ASSIGNED TASK
Pictures do not belong in your copy. Repeat all the other data exactly.

Extracted records
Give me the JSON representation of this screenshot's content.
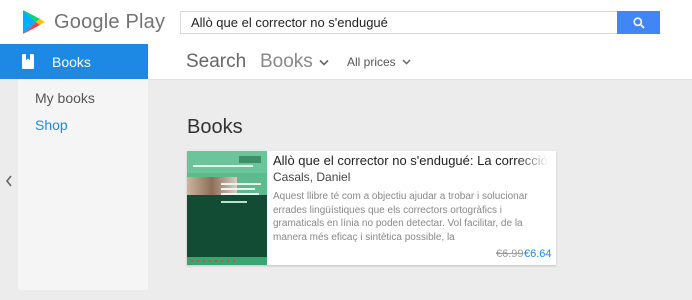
{
  "header": {
    "logo_text": "Google Play",
    "search": {
      "value": "Allò que el corrector no s'endugué",
      "placeholder": ""
    },
    "search_icon": "search-icon"
  },
  "sidebar": {
    "active_section": {
      "label": "Books",
      "icon": "book-icon"
    },
    "items": [
      {
        "label": "My books"
      },
      {
        "label": "Shop"
      }
    ],
    "collapse_icon": "chevron-left-icon",
    "accent_color": "#1e88e5"
  },
  "topnav": {
    "search_label": "Search",
    "category_label": "Books",
    "price_filter_label": "All prices"
  },
  "main": {
    "section_title": "Books",
    "results": [
      {
        "title": "Allò que el corrector no s'endugué: La correcció postorrectora",
        "author": "Casals, Daniel",
        "description": "Aquest llibre té com a objectiu ajudar a trobar i solucionar errades lingüístiques que els correctors ortogràfics i gramaticals en línia no poden detectar. Vol facilitar, de la manera més eficaç i sintètica possible, la",
        "price_original": "€6.99",
        "price_current": "€6.64"
      }
    ]
  }
}
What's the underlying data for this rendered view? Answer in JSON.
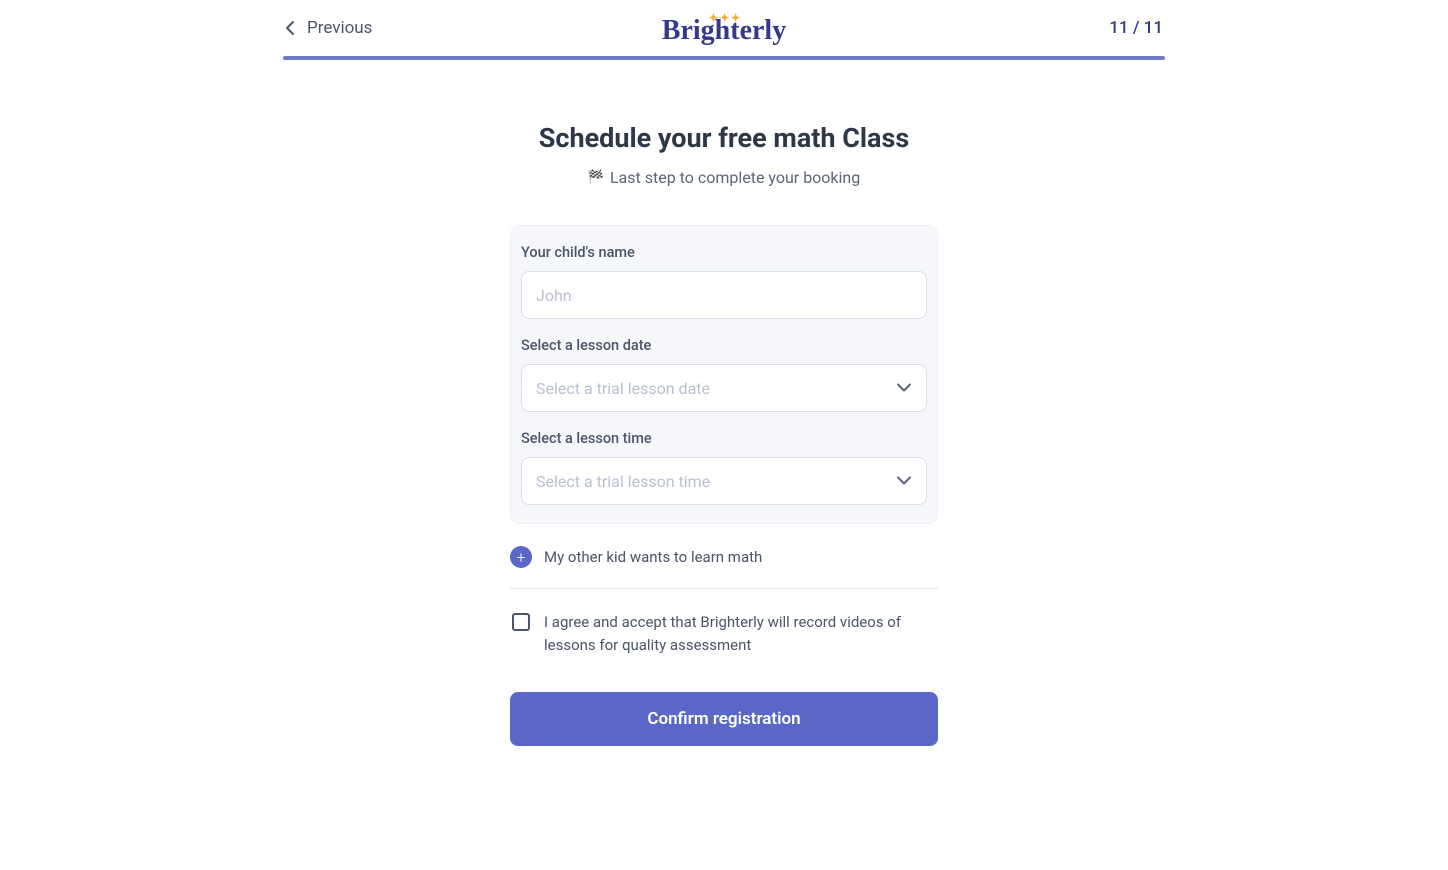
{
  "header": {
    "previous_label": "Previous",
    "step_counter": "11 / 11",
    "logo_text": "Brighterly"
  },
  "main": {
    "title": "Schedule your free math Class",
    "subtitle": "Last step to complete your booking",
    "form": {
      "child_name": {
        "label": "Your child's name",
        "placeholder": "John",
        "value": ""
      },
      "lesson_date": {
        "label": "Select a lesson date",
        "placeholder": "Select a trial lesson date",
        "value": ""
      },
      "lesson_time": {
        "label": "Select a lesson time",
        "placeholder": "Select a trial lesson time",
        "value": ""
      }
    },
    "add_kid_text": "My other kid wants to learn math",
    "consent_text": "I agree and accept that Brighterly will record videos of lessons for quality assessment",
    "confirm_button": "Confirm registration"
  }
}
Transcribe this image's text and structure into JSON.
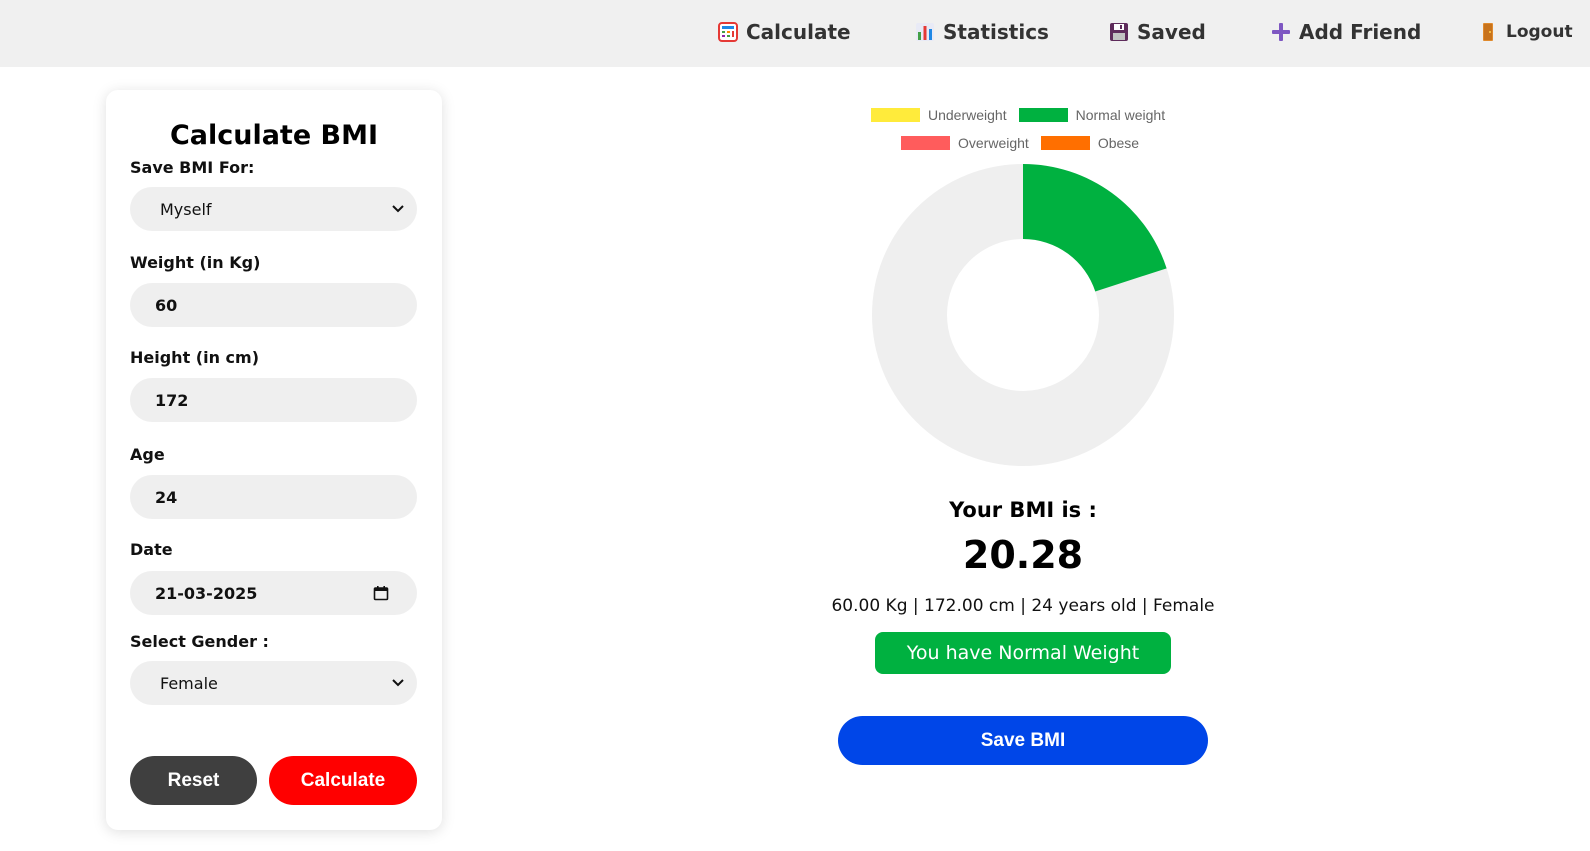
{
  "nav": {
    "items": [
      {
        "label": "Calculate",
        "icon": "calculator-icon"
      },
      {
        "label": "Statistics",
        "icon": "bar-chart-icon"
      },
      {
        "label": "Saved",
        "icon": "floppy-disk-icon"
      },
      {
        "label": "Add Friend",
        "icon": "plus-icon"
      },
      {
        "label": "Logout",
        "icon": "door-icon"
      }
    ]
  },
  "form": {
    "title": "Calculate BMI",
    "save_for_label": "Save BMI For:",
    "save_for_value": "Myself",
    "weight_label": "Weight (in Kg)",
    "weight_value": "60",
    "height_label": "Height (in cm)",
    "height_value": "172",
    "age_label": "Age",
    "age_value": "24",
    "date_label": "Date",
    "date_value": "21-03-2025",
    "gender_label": "Select Gender :",
    "gender_value": "Female",
    "reset_label": "Reset",
    "calculate_label": "Calculate"
  },
  "chart_data": {
    "type": "pie",
    "variant": "doughnut",
    "legend": [
      "Underweight",
      "Normal weight",
      "Overweight",
      "Obese"
    ],
    "legend_colors": [
      "#ffeb3b",
      "#00b140",
      "#ff5c5c",
      "#ff6f00"
    ],
    "legend_placement": "top",
    "filled_segment": {
      "label": "Normal weight",
      "fraction": 0.2,
      "color": "#00b140"
    },
    "remainder_color": "#efefef"
  },
  "result": {
    "heading": "Your BMI is :",
    "value": "20.28",
    "details": "60.00 Kg | 172.00 cm | 24 years old | Female",
    "status": "You have Normal Weight",
    "save_label": "Save BMI"
  },
  "colors": {
    "reset": "#3f3f3f",
    "calculate": "#ff0000",
    "status": "#00b140",
    "save": "#0046e8"
  }
}
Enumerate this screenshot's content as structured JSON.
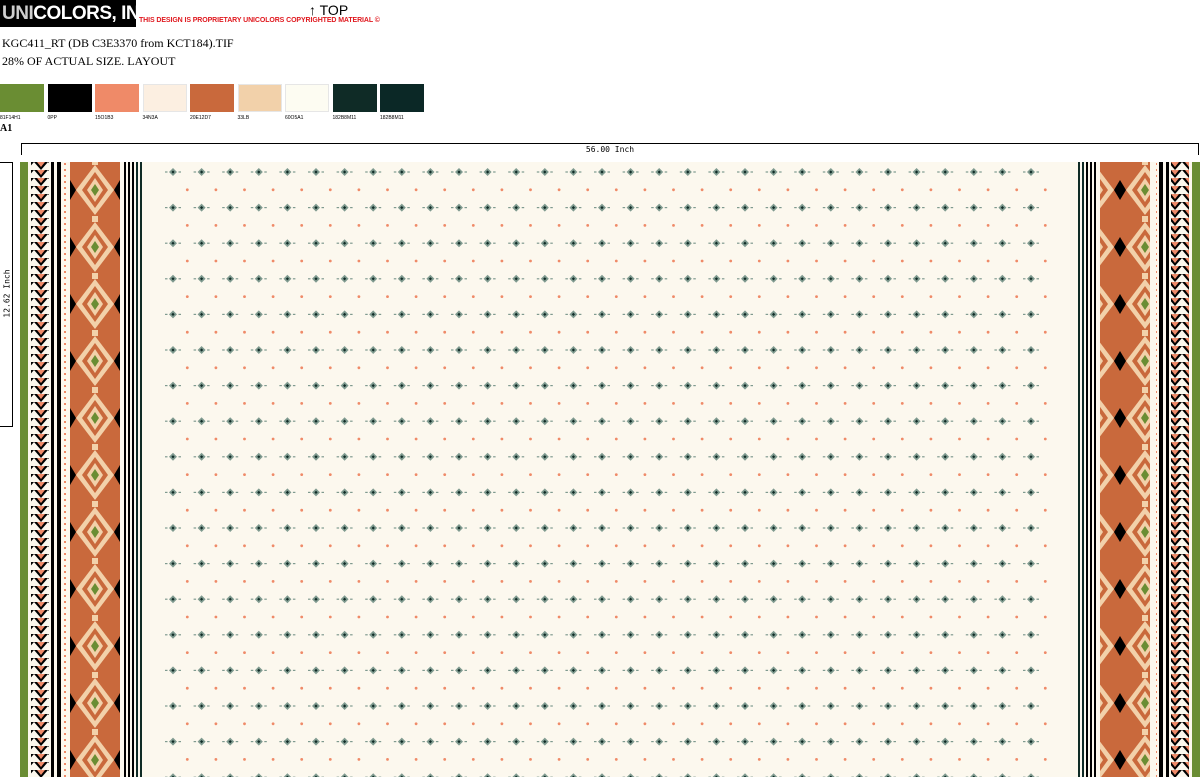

THE ANSWER
Give me the JSON representation of this screenshot's content.
{
  "header": {
    "logo_text": "Google Play",
    "search": {
      "value": "Allò que el corrector no s'endugué",
      "placeholder": ""
    },
    "search_icon": "search-icon"
  },
  "sidebar": {
    "active_section": {
      "label": "Books",
      "icon": "book-icon"
    },
    "items": [
      {
        "label": "My books"
      },
      {
        "label": "Shop"
      }
    ],
    "collapse_icon": "chevron-left-icon",
    "accent_color": "#1e88e5"
  },
  "topnav": {
    "search_label": "Search",
    "category_label": "Books",
    "price_filter_label": "All prices"
  },
  "main": {
    "section_title": "Books",
    "results": [
      {
        "title": "Allò que el corrector no s'endugué: La correcció postorrectora",
        "author": "Casals, Daniel",
        "description": "Aquest llibre té com a objectiu ajudar a trobar i solucionar errades lingüístiques que els correctors ortogràfics i gramaticals en línia no poden detectar. Vol facilitar, de la manera més eficaç i sintètica possible, la",
        "price_original": "€6.99",
        "price_current": "€6.64"
      }
    ]
  }
}
What's the underlying data for this rendered view? Answer in JSON.
{
  "header": {
    "previous_label": "Previous",
    "step_counter": "11 / 11",
    "logo_text": "Brighterly"
  },
  "main": {
    "title": "Schedule your free math Class",
    "subtitle": "Last step to complete your booking",
    "form": {
      "child_name": {
        "label": "Your child's name",
        "placeholder": "John",
        "value": ""
      },
      "lesson_date": {
        "label": "Select a lesson date",
        "placeholder": "Select a trial lesson date",
        "value": ""
      },
      "lesson_time": {
        "label": "Select a lesson time",
        "placeholder": "Select a trial lesson time",
        "value": ""
      }
    },
    "add_kid_text": "My other kid wants to learn math",
    "consent_text": "I agree and accept that Brighterly will record videos of lessons for quality assessment",
    "confirm_button": "Confirm registration"
  }
}
Transcribe this image's text and structure into JSON.
{
  "nav": {
    "items": [
      {
        "label": "Calculate",
        "icon": "calculator-icon"
      },
      {
        "label": "Statistics",
        "icon": "bar-chart-icon"
      },
      {
        "label": "Saved",
        "icon": "floppy-disk-icon"
      },
      {
        "label": "Add Friend",
        "icon": "plus-icon"
      },
      {
        "label": "Logout",
        "icon": "door-icon"
      }
    ]
  },
  "form": {
    "title": "Calculate BMI",
    "save_for_label": "Save BMI For:",
    "save_for_value": "Myself",
    "weight_label": "Weight (in Kg)",
    "weight_value": "60",
    "height_label": "Height (in cm)",
    "height_value": "172",
    "age_label": "Age",
    "age_value": "24",
    "date_label": "Date",
    "date_value": "21-03-2025",
    "gender_label": "Select Gender :",
    "gender_value": "Female",
    "reset_label": "Reset",
    "calculate_label": "Calculate"
  },
  "chart_data": {
    "type": "pie",
    "variant": "doughnut",
    "legend": [
      "Underweight",
      "Normal weight",
      "Overweight",
      "Obese"
    ],
    "legend_colors": [
      "#ffeb3b",
      "#00b140",
      "#ff5c5c",
      "#ff6f00"
    ],
    "legend_placement": "top",
    "filled_segment": {
      "label": "Normal weight",
      "fraction": 0.2,
      "color": "#00b140"
    },
    "remainder_color": "#efefef"
  },
  "result": {
    "heading": "Your BMI is :",
    "value": "20.28",
    "details": "60.00 Kg | 172.00 cm | 24 years old | Female",
    "status": "You have Normal Weight",
    "save_label": "Save BMI"
  },
  "colors": {
    "reset": "#3f3f3f",
    "calculate": "#ff0000",
    "status": "#00b140",
    "save": "#0046e8"
  }
}
Enumerate this screenshot's content as structured JSON.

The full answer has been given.